Donors give rare painting and one-of-a-kind Lincoln letter to Lincoln Presidential library
SPRINGFIELD — The Abraham Lincoln Presidential Library and Museum launched its celebration of Lincoln’s birthday by announcing two major acquisitions: an angry letter the future president wrote to a colleague and a painting that shows the young Lincoln reading while he takes a break from chopping wood.
“Both these items are wonderful additions to our collection,” said Alan Lowe, executive director of the Abraham Lincoln Presidential Library and Museum. “One shows the Lincoln that we sometimes forget – the politician trying to lead a team. The other shows Lincoln as we’d like to remember him – hardworking and never wasting an opportunity to improve himself.”
The letter was written to Andrew McCormack, one of the “Long Nine,” a group of nine tall Illinois legislators who banded together and, among other things, helped make Springfield the state capital.
In the letter, the normally diplomatic Lincoln chastises McCormack for planning to vote against the group. The issue was whether a government job would go to a fellow Whig or a rival Democrat.
“All our friends are ready to cut our throats about it,” Lincoln writes. “For Heaven’s sake, for your friends sake, for the sake of the recollection of all the hard battles we have heretofore fought shoulder, to shoulder, do not forsake us this time.”
The letter has been passed down by McCormack’s descendants (who later used the spelling “McCormick”) for generations. It was owned most recently by Fred Schneeberger of Atlanta, Ga. His son, Craig, convinced Mr. Schneeberger that it belonged somewhere that scholars and the public could benefit from it.
Craig Schneeberger had visited the Lincoln Presidential Library and was “amazed” by it. “When the time came to donate the letter, we knew where it needed to go,” he said.
Conservation philanthropist Louis Moore Bacon concluded the Lincoln Presidential Library and Museum was also the proper home for the painting “The Young Abe Lincoln.”
The painting by William Morton Jackson Rice dates to the late 1800s. It is 7 feet wide by nearly 5 feet tall and shows Lincoln, clad in buckskins, sitting against a tree he has just chopped down. Lincoln is reading a book while he eats a meal that had been wrapped in a red bandana.
“The Young Abe Lincoln” will hang in the presidential library for the rest of the year.
Dr. Samuel Wheeler, the Illinois state historian, thanked Schneeberger and Bacon for their donations. “We are grateful any time the owners of precious documents or art decide to share their possessions with the world. They are ensuring these wonderful items will be preserved for the good of all,” Wheeler said.
Wheeler also thanked Ian Hunt, the presidential library’s head of acquisitions, and James Cornelius, curator of the Lincoln Collection, for their diligence in arranging these donations.

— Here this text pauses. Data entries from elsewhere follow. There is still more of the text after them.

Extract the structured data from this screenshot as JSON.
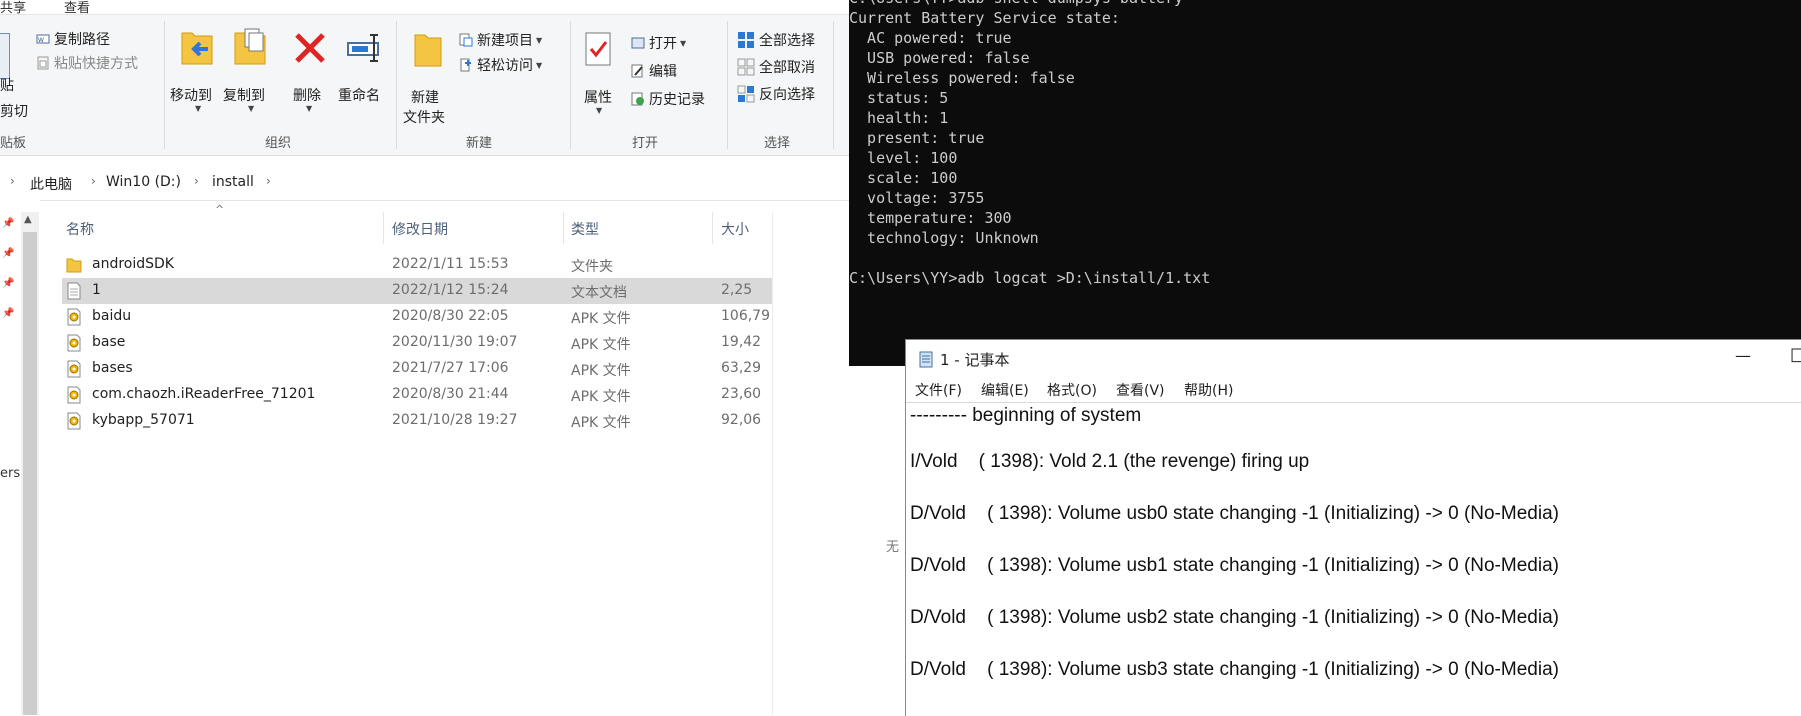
{
  "explorer": {
    "ribbon_tabs": [
      "共享",
      "查看"
    ],
    "clipboard": {
      "group_label": "贴板",
      "paste_label": "贴",
      "cut_label": "剪切",
      "copy_path_label": "复制路径",
      "paste_shortcut_label": "粘贴快捷方式"
    },
    "organize": {
      "group_label": "组织",
      "move_to_label": "移动到",
      "copy_to_label": "复制到",
      "delete_label": "删除",
      "rename_label": "重命名"
    },
    "new": {
      "group_label": "新建",
      "new_folder_label_1": "新建",
      "new_folder_label_2": "文件夹",
      "new_item_label": "新建项目",
      "easy_access_label": "轻松访问"
    },
    "open": {
      "group_label": "打开",
      "properties_label": "属性",
      "open_label": "打开",
      "edit_label": "编辑",
      "history_label": "历史记录"
    },
    "select": {
      "group_label": "选择",
      "select_all_label": "全部选择",
      "select_none_label": "全部取消",
      "invert_label": "反向选择"
    },
    "breadcrumb": [
      "此电脑",
      "Win10 (D:)",
      "install"
    ],
    "columns": {
      "name": "名称",
      "date": "修改日期",
      "type": "类型",
      "size": "大小"
    },
    "files": [
      {
        "name": "androidSDK",
        "date": "2022/1/11 15:53",
        "type": "文件夹",
        "size": "",
        "icon": "folder-icon"
      },
      {
        "name": "1",
        "date": "2022/1/12 15:24",
        "type": "文本文档",
        "size": "2,25",
        "icon": "text-file-icon",
        "selected": true
      },
      {
        "name": "baidu",
        "date": "2020/8/30 22:05",
        "type": "APK 文件",
        "size": "106,79",
        "icon": "apk-file-icon"
      },
      {
        "name": "base",
        "date": "2020/11/30 19:07",
        "type": "APK 文件",
        "size": "19,42",
        "icon": "apk-file-icon"
      },
      {
        "name": "bases",
        "date": "2021/7/27 17:06",
        "type": "APK 文件",
        "size": "63,29",
        "icon": "apk-file-icon"
      },
      {
        "name": "com.chaozh.iReaderFree_71201",
        "date": "2020/8/30 21:44",
        "type": "APK 文件",
        "size": "23,60",
        "icon": "apk-file-icon"
      },
      {
        "name": "kybapp_57071",
        "date": "2021/10/28 19:27",
        "type": "APK 文件",
        "size": "92,06",
        "icon": "apk-file-icon"
      }
    ],
    "nav_fragment": "ers"
  },
  "terminal": {
    "text": "C:\\Users\\YY>adb shell dumpsys battery\nCurrent Battery Service state:\n  AC powered: true\n  USB powered: false\n  Wireless powered: false\n  status: 5\n  health: 1\n  present: true\n  level: 100\n  scale: 100\n  voltage: 3755\n  temperature: 300\n  technology: Unknown\n\nC:\\Users\\YY>adb logcat >D:\\install/1.txt"
  },
  "notepad": {
    "title": "1 - 记事本",
    "menu": [
      "文件(F)",
      "编辑(E)",
      "格式(O)",
      "查看(V)",
      "帮助(H)"
    ],
    "lines": [
      "--------- beginning of system",
      "I/Vold    ( 1398): Vold 2.1 (the revenge) firing up",
      "D/Vold    ( 1398): Volume usb0 state changing -1 (Initializing) -> 0 (No-Media)",
      "D/Vold    ( 1398): Volume usb1 state changing -1 (Initializing) -> 0 (No-Media)",
      "D/Vold    ( 1398): Volume usb2 state changing -1 (Initializing) -> 0 (No-Media)",
      "D/Vold    ( 1398): Volume usb3 state changing -1 (Initializing) -> 0 (No-Media)"
    ],
    "minimize_glyph": "—",
    "maximize_glyph": "□"
  },
  "stray_text": "无"
}
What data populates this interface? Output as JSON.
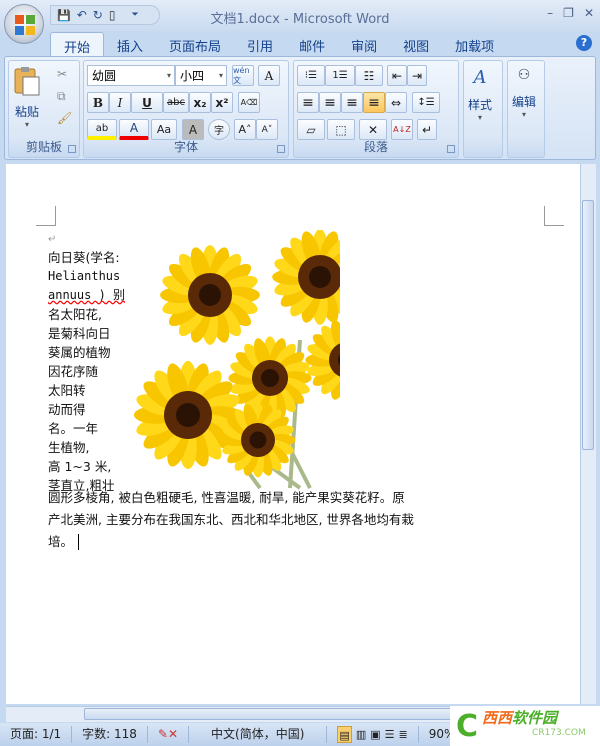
{
  "window": {
    "title": "文档1.docx - Microsoft Word",
    "minimize": "–",
    "restore": "❐",
    "close": "✕"
  },
  "qat": {
    "save": "💾",
    "undo": "↶",
    "redo": "↻",
    "new": "▯",
    "more": "⏷"
  },
  "tabs": [
    "开始",
    "插入",
    "页面布局",
    "引用",
    "邮件",
    "审阅",
    "视图",
    "加载项"
  ],
  "help": "?",
  "clipboard": {
    "paste": "粘贴",
    "label": "剪贴板"
  },
  "font": {
    "name": "幼圆",
    "size": "小四",
    "label": "字体",
    "wen": "wén文",
    "charborder": "A",
    "bold": "B",
    "italic": "I",
    "underline": "U",
    "strike": "abc",
    "sub": "x₂",
    "sup": "x²",
    "clear": "A⌫",
    "highlight": "ab",
    "color": "A",
    "case": "Aa",
    "shade": "A",
    "enclose": "字",
    "grow": "A˄",
    "shrink": "A˅"
  },
  "paragraph": {
    "label": "段落",
    "bullets": "⁝☰",
    "numbering": "1☰",
    "multilevel": "☷",
    "dec_indent": "⇤",
    "inc_indent": "⇥",
    "left": "≡",
    "center": "≡",
    "right": "≡",
    "justify": "≡",
    "distribute": "⇔",
    "spacing": "↕☰",
    "shading": "▱",
    "border": "⬚",
    "asian": "✕",
    "sort": "A↓Z",
    "marks": "↵"
  },
  "styles": {
    "label": "样式"
  },
  "editing": {
    "label": "编辑"
  },
  "document": {
    "narrow_lines": [
      "向日葵(学名:",
      "Helianthus",
      "annuus ) 别",
      "名太阳花,",
      "是菊科向日",
      "葵属的植物",
      "因花序随",
      "太阳转",
      "动而得",
      "名。一年",
      "生植物,",
      "高 1~3 米,",
      "茎直立,粗壮"
    ],
    "wide_lines": [
      "圆形多棱角, 被白色粗硬毛, 性喜温暖, 耐旱, 能产果实葵花籽。原",
      "产北美洲, 主要分布在我国东北、西北和华北地区, 世界各地均有栽",
      "培。"
    ],
    "para_mark": "↵"
  },
  "status": {
    "page": "页面: 1/1",
    "words": "字数: 118",
    "language": "中文(简体，中国)",
    "zoom": "90%"
  },
  "watermark": {
    "brand": "西西软件园",
    "url": "CR173.COM"
  }
}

The Lincoln Presidential Library and Museum will celebrate his birthday Feb. 12 by offering free admission, showcasing some of its rarest artifacts and presenting musicians and historic interpreters.
The presidential library and museum uses a combination of rigorous scholarship and high-tech showmanship to immerse visitors in Lincoln’s life and times. Visitors can see ghosts come to life on stage, watch TV coverage of the 1860 Presidential election, roam through the Lincoln White House, experience booming cannons in a Civil War battle and come face to face with priceless original Lincoln artifacts.
The library holds an unparalleled collection of Lincoln books, documents, photographs, artifacts and art, as well as some 12 million items pertaining to all aspects of Illinois history.
–Abraham Lincoln Presidential Library and Museum